Mies van der Rohe House Lemke, Berlin

It was a cool autumnal day when I toured the Mies van der Rohe House Lemke and its courtyard garden. On the banks of Obersee, about 10km north-east from the city centre, the brick house was completed in 1933, whilst Mies was director of the Bauhaus, for a couple, Karl and Martha Lemke and their small family. They lived there until 1945 when the Soviet army gained control of east Germany and they were forced to leave their home.

The house fell into disrepair over the years and then in 1977 it was put under state protection but it was not until 2000 that extensive renovations began in earnest, a lot of the brickwork around the windows and the corner facades had to be replaced.

The house is a simple L-shape single storey courtyard house with a very uncomplicated floorplan. It demonstrates the many design ideas we know to be typical of Mies’ buildings, unfussy fenestration and facade treatments and detailed to make the most of the materials.

The house wraps around a tree in the courtyard which opens out from the living spaces. The house provides views into the garden and a view down to the lake from the main bedroom. The simplicity in the materiality and detailing creates a serene residence sitting within a still and lush suburban garden.

At the time of my visit was an exhibition titled Dekor und Deformation showing the work of glass sculptor, Julius Weiland. The minimalism of the glass pieces was in harmony with the architecture of the house.

100 days of sketching urban scenes

100days3

I spent 100 days of those 6 months sketching the city, thanks to the lovely Katherine Geppert, who suggested a group of us try out the Instagram 100 Day Project. Armed with a notebook and pencil I sketched urban scenes from October through to January.

100days4

As well as being a good reason to explore the city, practising my sketching was another thing on my to-do list. What I’ve learned from the 100 days is definitely practise, practise, practise. I might compare some sketching in the summer to see how different the urban scenes would be.

100days2

 

Check out Miss Geppert’s wonderful watercolour instagrams @katiegeppert. Also many other wonderful 100 day projects to explore on Instagram.

Change is as good as a holiday

After a three year hiatus from this blog it’s probably a good time to start this whole wandering architects endeavour again since Tim, Edie and I have moved to a new city.

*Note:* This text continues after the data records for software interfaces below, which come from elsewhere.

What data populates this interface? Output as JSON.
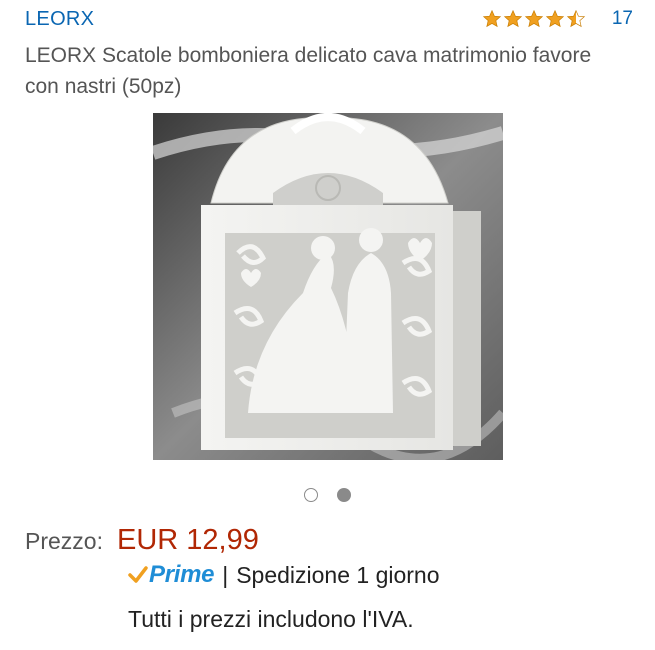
{
  "header": {
    "brand": "LEORX",
    "rating": {
      "stars": 4.5,
      "count": "17"
    }
  },
  "product": {
    "title": "LEORX Scatole bomboniera delicato cava matrimonio favore con nastri (50pz)",
    "image": {
      "icon": "wedding-favor-box-photo"
    },
    "carousel": {
      "total": 2,
      "current": 2
    }
  },
  "pricing": {
    "label": "Prezzo:",
    "value": "EUR 12,99"
  },
  "shipping": {
    "prime_label": "Prime",
    "separator": "|",
    "text": "Spedizione 1 giorno",
    "prime_color": "#1f8dd6",
    "check_color": "#f0a020"
  },
  "vat_note": "Tutti i prezzi includono l'IVA.",
  "colors": {
    "link": "#0a66b2",
    "price": "#b12704",
    "star": "#f0a020"
  }
}
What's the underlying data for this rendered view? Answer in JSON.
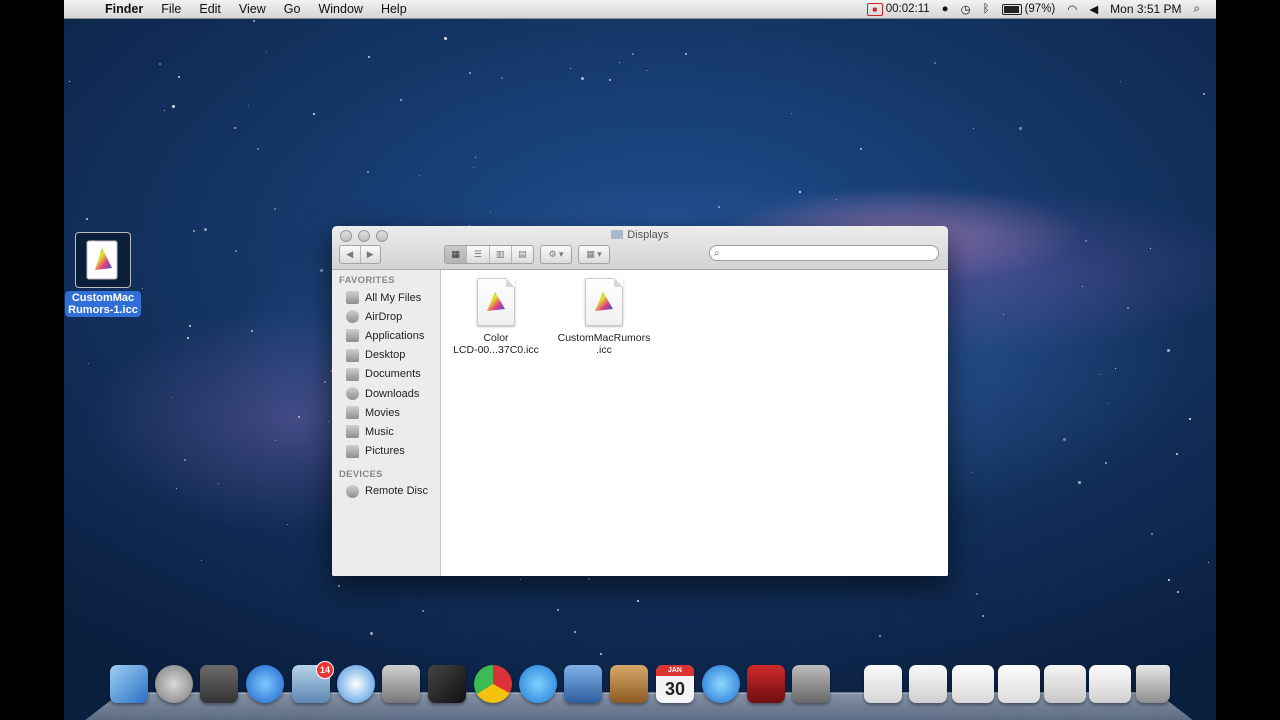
{
  "menubar": {
    "apple": "",
    "items": [
      "Finder",
      "File",
      "Edit",
      "View",
      "Go",
      "Window",
      "Help"
    ],
    "recording_time": "00:02:11",
    "battery": "(97%)",
    "battery_level": 0.97,
    "clock": "Mon 3:51 PM"
  },
  "desktop_icon": {
    "label": "CustomMacRumors-1.icc"
  },
  "finder": {
    "title": "Displays",
    "search": {
      "placeholder": ""
    },
    "sidebar": {
      "favorites_header": "FAVORITES",
      "favorites": [
        "All My Files",
        "AirDrop",
        "Applications",
        "Desktop",
        "Documents",
        "Downloads",
        "Movies",
        "Music",
        "Pictures"
      ],
      "devices_header": "DEVICES",
      "devices": [
        "Remote Disc"
      ]
    },
    "files": [
      {
        "line1": "Color",
        "line2": "LCD-00...37C0.icc"
      },
      {
        "line1": "CustomMacRumors",
        "line2": ".icc"
      }
    ]
  },
  "dock": {
    "mail_badge": "14",
    "calendar_day": "30",
    "calendar_month": "JAN"
  },
  "colors": {
    "selection": "#2f6fd6",
    "desktop": "#1f4d8f"
  }
}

It’s now been 6 months living in Berlin, most of it feeling homesick for Glasgow where we’ve left some wonderful friends and a three-quarter renovated flat. We’ve also spent the time making this new city our new home; learning a new language and exploring the many wonders this energetic and complex city has to offer. It’s been exploring architecture, history, public transportation, play parks, city parks, cafe culture, bar culture (not so much these days), markets, museums, galleries, and so forth.

100 days montage

 

6 months and I’ve barely covered any great breadth of this city. I guess starting this blog up again would ensure I made a concerted effort to get my arse out of P-berg and see parts of Berlin I haven’t seen before.

manchester

We missed the first snow of the season this weekend, instead dodging sleet and hail on our first visit to Manchester.

We stayed with an old colleague of mine in the lovely village in a suburb of Chorley. We packed a fair bit in on Saturday, with a visit to the new architecture at Salford Docks as well as the highlights of the city centre, including the beautiful John Ryland library – a great secular temple.

The new stuff was generally pretty bland (though better than anything Scottish) as my preparatory reading of the relevant chapter of The New Ruins of Great Britain had made out.

On Sunday after an adventurous evening that ended up in an eclectic Cuban cafe we pottered around the lovely Whitworth Museum, whose luminous red brick was quite striking against the grey.

Monday we spent exploring the fantastic Northern Quarter in more detail, with great warehouses and fire escapes, along narrow streets combined with the requisite cafes and vintage shops creating our natural habitat 😉